Aim of the task -> Whatever appears in the records, write it out again exactly.

--- Data for the task ---

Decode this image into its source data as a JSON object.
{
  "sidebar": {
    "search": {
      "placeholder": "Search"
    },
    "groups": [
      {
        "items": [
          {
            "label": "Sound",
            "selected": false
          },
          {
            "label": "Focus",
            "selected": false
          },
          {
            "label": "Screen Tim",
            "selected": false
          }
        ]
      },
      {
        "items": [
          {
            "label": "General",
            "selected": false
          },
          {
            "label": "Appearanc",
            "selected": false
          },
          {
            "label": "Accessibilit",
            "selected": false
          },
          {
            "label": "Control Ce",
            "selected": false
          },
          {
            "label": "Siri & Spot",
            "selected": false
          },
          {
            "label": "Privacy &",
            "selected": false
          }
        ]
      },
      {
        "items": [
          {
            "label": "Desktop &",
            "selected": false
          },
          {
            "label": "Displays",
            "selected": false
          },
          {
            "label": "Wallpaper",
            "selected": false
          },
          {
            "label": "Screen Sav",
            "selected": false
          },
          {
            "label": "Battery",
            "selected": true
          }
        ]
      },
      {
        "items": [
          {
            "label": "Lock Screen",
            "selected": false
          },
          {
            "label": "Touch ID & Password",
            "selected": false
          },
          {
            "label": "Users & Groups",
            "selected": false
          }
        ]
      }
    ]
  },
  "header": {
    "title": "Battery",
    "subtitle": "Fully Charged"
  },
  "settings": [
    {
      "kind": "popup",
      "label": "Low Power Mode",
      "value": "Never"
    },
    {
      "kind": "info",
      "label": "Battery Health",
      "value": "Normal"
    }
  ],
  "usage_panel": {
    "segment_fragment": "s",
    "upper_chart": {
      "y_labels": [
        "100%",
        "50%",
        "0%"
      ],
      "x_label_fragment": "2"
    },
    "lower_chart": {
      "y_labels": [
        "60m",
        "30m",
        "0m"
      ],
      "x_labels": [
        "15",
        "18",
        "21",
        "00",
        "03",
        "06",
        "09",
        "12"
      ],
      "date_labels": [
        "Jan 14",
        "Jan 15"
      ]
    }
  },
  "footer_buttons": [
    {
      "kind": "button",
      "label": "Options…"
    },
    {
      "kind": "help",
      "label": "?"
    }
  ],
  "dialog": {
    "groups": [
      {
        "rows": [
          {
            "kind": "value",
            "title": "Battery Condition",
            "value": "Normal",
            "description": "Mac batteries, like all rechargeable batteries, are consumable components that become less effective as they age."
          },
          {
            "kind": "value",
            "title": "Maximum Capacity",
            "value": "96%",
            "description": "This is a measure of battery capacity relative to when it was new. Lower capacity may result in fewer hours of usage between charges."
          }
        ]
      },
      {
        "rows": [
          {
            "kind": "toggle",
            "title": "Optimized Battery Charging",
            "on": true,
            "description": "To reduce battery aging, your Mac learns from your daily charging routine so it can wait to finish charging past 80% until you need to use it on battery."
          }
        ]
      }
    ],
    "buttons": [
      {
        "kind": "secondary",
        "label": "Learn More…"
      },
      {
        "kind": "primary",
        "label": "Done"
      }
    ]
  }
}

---

Answer to this task ->
Decode this image into its source data as a JSON object.
{
  "sidebar": {
    "search": {
      "placeholder": "Search"
    },
    "groups": [
      {
        "items": [
          {
            "label": "Sound",
            "selected": false
          },
          {
            "label": "Focus",
            "selected": false
          },
          {
            "label": "Screen Tim",
            "selected": false
          }
        ]
      },
      {
        "items": [
          {
            "label": "General",
            "selected": false
          },
          {
            "label": "Appearanc",
            "selected": false
          },
          {
            "label": "Accessibilit",
            "selected": false
          },
          {
            "label": "Control Ce",
            "selected": false
          },
          {
            "label": "Siri & Spot",
            "selected": false
          },
          {
            "label": "Privacy &",
            "selected": false
          }
        ]
      },
      {
        "items": [
          {
            "label": "Desktop &",
            "selected": false
          },
          {
            "label": "Displays",
            "selected": false
          },
          {
            "label": "Wallpaper",
            "selected": false
          },
          {
            "label": "Screen Sav",
            "selected": false
          },
          {
            "label": "Battery",
            "selected": true
          }
        ]
      },
      {
        "items": [
          {
            "label": "Lock Screen",
            "selected": false
          },
          {
            "label": "Touch ID & Password",
            "selected": false
          },
          {
            "label": "Users & Groups",
            "selected": false
          }
        ]
      }
    ]
  },
  "header": {
    "title": "Battery",
    "subtitle": "Fully Charged"
  },
  "settings": [
    {
      "kind": "popup",
      "label": "Low Power Mode",
      "value": "Never"
    },
    {
      "kind": "info",
      "label": "Battery Health",
      "value": "Normal"
    }
  ],
  "usage_panel": {
    "segment_fragment": "s",
    "upper_chart": {
      "y_labels": [
        "100%",
        "50%",
        "0%"
      ],
      "x_label_fragment": "2"
    },
    "lower_chart": {
      "y_labels": [
        "60m",
        "30m",
        "0m"
      ],
      "x_labels": [
        "15",
        "18",
        "21",
        "00",
        "03",
        "06",
        "09",
        "12"
      ],
      "date_labels": [
        "Jan 14",
        "Jan 15"
      ]
    }
  },
  "footer_buttons": [
    {
      "kind": "button",
      "label": "Options…"
    },
    {
      "kind": "help",
      "label": "?"
    }
  ],
  "dialog": {
    "groups": [
      {
        "rows": [
          {
            "kind": "value",
            "title": "Battery Condition",
            "value": "Normal",
            "description": "Mac batteries, like all rechargeable batteries, are consumable components that become less effective as they age."
          },
          {
            "kind": "value",
            "title": "Maximum Capacity",
            "value": "96%",
            "description": "This is a measure of battery capacity relative to when it was new. Lower capacity may result in fewer hours of usage between charges."
          }
        ]
      },
      {
        "rows": [
          {
            "kind": "toggle",
            "title": "Optimized Battery Charging",
            "on": true,
            "description": "To reduce battery aging, your Mac learns from your daily charging routine so it can wait to finish charging past 80% until you need to use it on battery."
          }
        ]
      }
    ],
    "buttons": [
      {
        "kind": "secondary",
        "label": "Learn More…"
      },
      {
        "kind": "primary",
        "label": "Done"
      }
    ]
  }
}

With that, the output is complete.